We had both heard of Agile project management, but weren’t sure how it would work for a creative department. So we met with Alan Daley – an Agile Coach – to see what he thought about the idea.

We talked about Scrum, but its timeboxes are too strict for the pace at which we operate.

So he brought up Kanban – a fairly straightforward project management methodology that would provide some guidelines, alert us to bottlenecks and provide transparency to the rest of VM. We liked it and could easily see how Vertical Measures could benefit from its application.

We decided to unify the creative department (no more client/internal split) and implement Kanban. Our first task was to identify our current process and divide things into phases. We identified 10 types of projects we’ve worked on in the past couple weeks, so we wouldn’t be able to unify the processes at the task level, but we were able to group all of those individual tasks into the phases of Concept, Production, and Finalize.

Kanban Board

As you can see on the board, each project gets a sticky note. Client projects go on pink notes, and internal projects go on yellow. Each project starts in a backlog that anyone can contribute to, but they are prioritized by the Director of Client Services and the Content & Marketing Manager. When we have availability, a ready project moves into our To Do column and we take it through the three phases until it is complete, then we analyze our throughput every two weeks and identify points for improvement.

There’s more to it than that, but that’s the gist of it.

So what does this mean to you?

A unified creative department means your project is less likely to get stuck behind another project, and will benefit from the experience and strengths of more people.
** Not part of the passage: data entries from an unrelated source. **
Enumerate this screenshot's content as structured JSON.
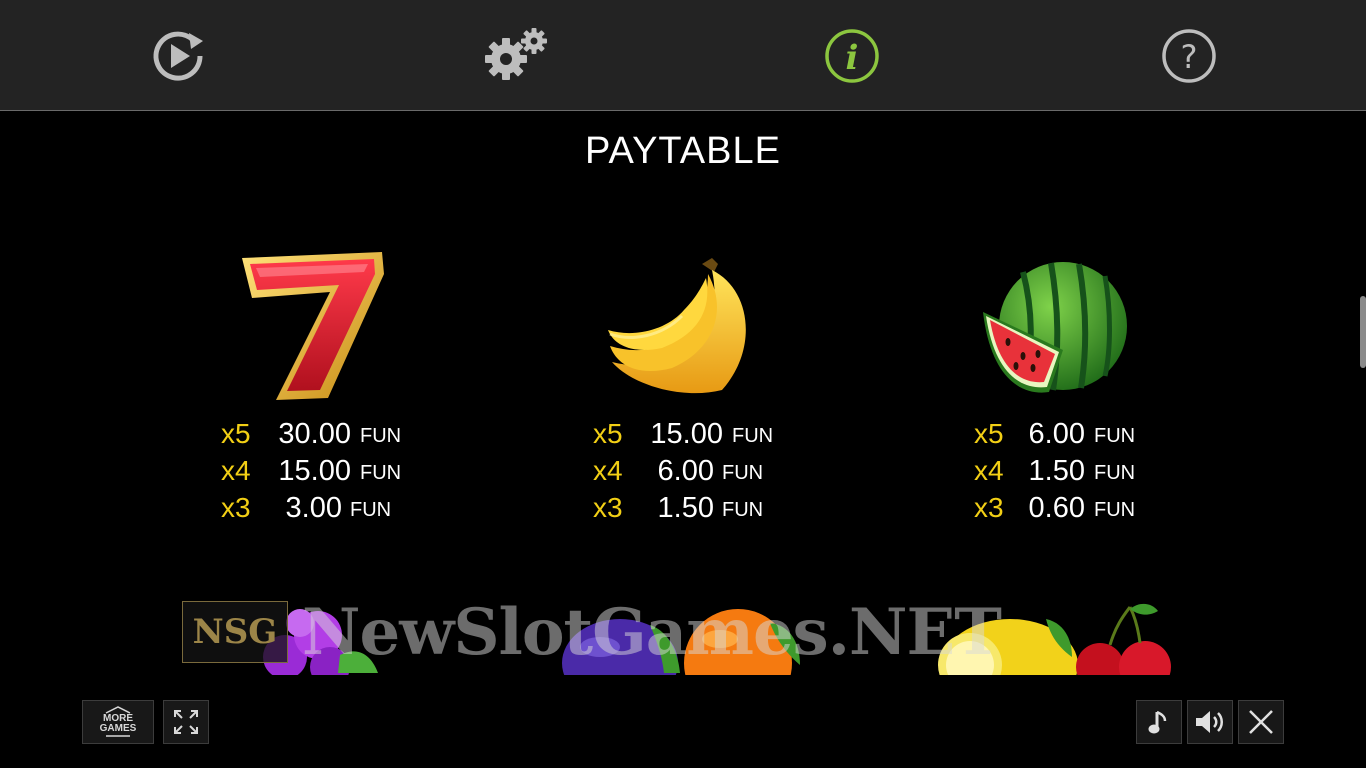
{
  "toolbar": {
    "autoplay_icon": "autoplay-icon",
    "settings_icon": "gears-icon",
    "info_icon": "info-icon",
    "help_icon": "help-icon",
    "active_color": "#8cc63f"
  },
  "page": {
    "title": "PAYTABLE"
  },
  "paytable": [
    {
      "symbol": "seven-icon",
      "rows": [
        {
          "mult": "x5",
          "amount": "30.00",
          "unit": "FUN"
        },
        {
          "mult": "x4",
          "amount": "15.00",
          "unit": "FUN"
        },
        {
          "mult": "x3",
          "amount": "3.00",
          "unit": "FUN"
        }
      ]
    },
    {
      "symbol": "banana-icon",
      "rows": [
        {
          "mult": "x5",
          "amount": "15.00",
          "unit": "FUN"
        },
        {
          "mult": "x4",
          "amount": "6.00",
          "unit": "FUN"
        },
        {
          "mult": "x3",
          "amount": "1.50",
          "unit": "FUN"
        }
      ]
    },
    {
      "symbol": "watermelon-icon",
      "rows": [
        {
          "mult": "x5",
          "amount": "6.00",
          "unit": "FUN"
        },
        {
          "mult": "x4",
          "amount": "1.50",
          "unit": "FUN"
        },
        {
          "mult": "x3",
          "amount": "0.60",
          "unit": "FUN"
        }
      ]
    }
  ],
  "watermark": {
    "logo": "NSG",
    "text": "NewSlotGames.NET"
  },
  "bottom": {
    "more_games_line1": "MORE",
    "more_games_line2": "GAMES",
    "fullscreen_icon": "fullscreen-icon",
    "music_icon": "music-icon",
    "sound_icon": "sound-icon",
    "close_icon": "close-icon"
  },
  "colors": {
    "multiplier": "#f2cf15",
    "background": "#000000",
    "topbar": "#232323"
  }
}
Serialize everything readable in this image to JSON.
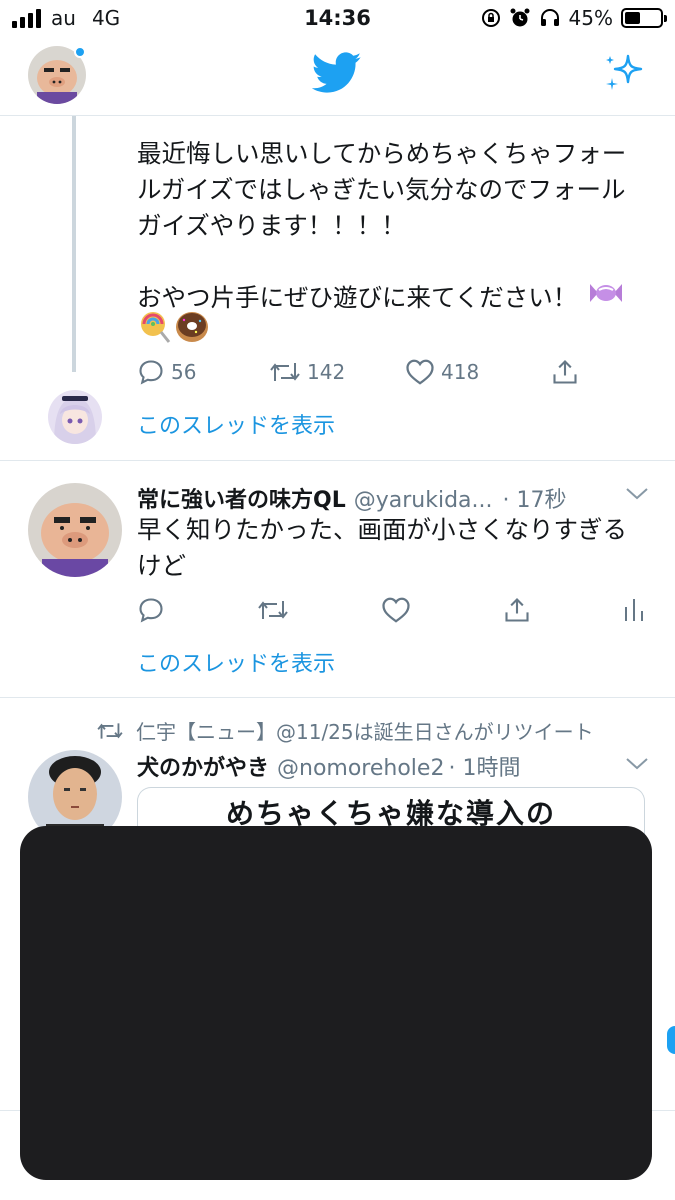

So in short, we can be more productive AND more creative.

The beauty of Agile methodologies is their adaptability, so our process will likely shift and evolve as we seek to constantly improve it. We’re excited to see how using Kanban will allow us to do more for our clients and the rest of our Vertical Measures team.

Do any of you use project boards in your department/organization?


  • Ana | Traffic Generation Cafe Apr 15, 2011

    I am always looking to improve productivity and Kanban sounds like a good solution. Sticky notes work too. :)


  • Agile Scout Apr 25, 2011

    Looks good! Great work here! Sticky notes and a simple board are king!

  • Erica T. May 12, 2011

    What’s “D” and “K” standing for?
    Multi-colored post-it notes in a nice touch…

    We use a web board – smartQ (www.getsmartQ.com) for our distributed team. But for personal tasks I still use a whiteboard.

  • Ashley Cole Jun 07, 2011

    Everyone in this sector must mind to improve productivity. And here we found a good solution. We must follow it and spread it. This method is the best I agreed.

  • Dan Neumann Feb 04, 2013

    Thanks for sharing your experience using Kanban for creative work that is not software. I will be training and coaching a marketing team that is interested in Kanban and it will be nice to share with them another non-software team’s use of it.